The long scarlet coat is an icon of the Royal Hospital Chelsea and is worn with pride by the Chelsea Pensioners. However, many people do not realise that Pensioners wear two types of uniform, known fondly as ‘scarlets’ and ‘blues’.
In the first of this two part series (see second part), we look at the uniform the Chelsea Pensioner are known for across the world - the scarlets. The scarlet coat and the tricorne hat are worn together with white gloves for ceremonial occasions. For all other events the scarlet coat is worn with the shako cap.
1. TRICORNE HAT
The tricorne hat is a ceremonial headpiece that
the Chelsea Pensioners wear usually if a member of the Royal Family
is present. The tricorne hat evolved from necessity out in the field.
Floppy felt hats were worn by soldiers and due to the sides of the hats
getting in their way during battle they would pin both of the sides up.
To stop the rain dripping down their necks they would pin the back of
the hat up too, thus creating the tricorne shape. At the Royal Hospital
Chelsea the legacy of the tricorne lives on. The hats are still made from
felt in a traditional method, unchanged since the 19th Century.
Originally made from brass, each coat has nine
buttons. In 1959 the brass buttons were replaced by anodised ones,
which was incredibly popular with the Pensioners as the new buttons
didn’t require polishing.

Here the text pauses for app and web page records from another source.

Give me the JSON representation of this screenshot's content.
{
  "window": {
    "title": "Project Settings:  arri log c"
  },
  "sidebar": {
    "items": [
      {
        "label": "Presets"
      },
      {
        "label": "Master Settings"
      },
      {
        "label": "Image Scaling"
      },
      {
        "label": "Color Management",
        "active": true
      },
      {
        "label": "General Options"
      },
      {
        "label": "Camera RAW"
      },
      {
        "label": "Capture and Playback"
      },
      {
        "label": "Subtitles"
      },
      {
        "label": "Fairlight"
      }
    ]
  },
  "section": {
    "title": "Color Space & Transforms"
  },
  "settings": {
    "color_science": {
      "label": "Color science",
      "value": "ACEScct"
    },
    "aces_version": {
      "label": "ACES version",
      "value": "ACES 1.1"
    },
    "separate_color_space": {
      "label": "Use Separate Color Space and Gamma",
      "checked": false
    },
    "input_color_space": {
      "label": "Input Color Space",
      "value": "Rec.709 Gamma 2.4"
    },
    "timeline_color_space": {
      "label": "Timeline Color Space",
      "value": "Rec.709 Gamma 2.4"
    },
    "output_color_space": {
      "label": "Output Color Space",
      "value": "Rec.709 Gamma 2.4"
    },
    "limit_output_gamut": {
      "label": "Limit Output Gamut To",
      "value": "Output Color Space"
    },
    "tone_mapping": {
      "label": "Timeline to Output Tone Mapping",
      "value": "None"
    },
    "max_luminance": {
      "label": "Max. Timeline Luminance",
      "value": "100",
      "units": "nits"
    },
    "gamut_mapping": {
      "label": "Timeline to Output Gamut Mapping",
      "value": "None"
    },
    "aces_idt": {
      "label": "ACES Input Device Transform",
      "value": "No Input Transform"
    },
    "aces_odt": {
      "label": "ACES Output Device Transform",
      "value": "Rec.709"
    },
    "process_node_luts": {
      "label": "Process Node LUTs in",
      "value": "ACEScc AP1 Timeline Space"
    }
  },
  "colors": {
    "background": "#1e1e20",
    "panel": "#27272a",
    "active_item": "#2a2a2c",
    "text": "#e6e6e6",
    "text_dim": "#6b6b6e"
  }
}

The buttons are engraved with the symbol of
the crown and the letters RCI, the initials of the Royal Corps of Invalids
(to which the Chelsea Pensioners were once a part of).
All Chelsea Pensioners wear the badge of the rank on their
uniforms that they held on discharge from the army. Stripes are worn
for non-commissioned ranks from Lance Corporal to Staff Sergeant.
For those who were Warrant Officer and above they wear either a
crown or a coat of arms badge to define their rank.
In 1843 trousers were introduced instead of
breeches. In 1961 dark blue tweed trousers adorned with a thin scarlet
stripe running down the outer seam were issued and the same style is
in use today.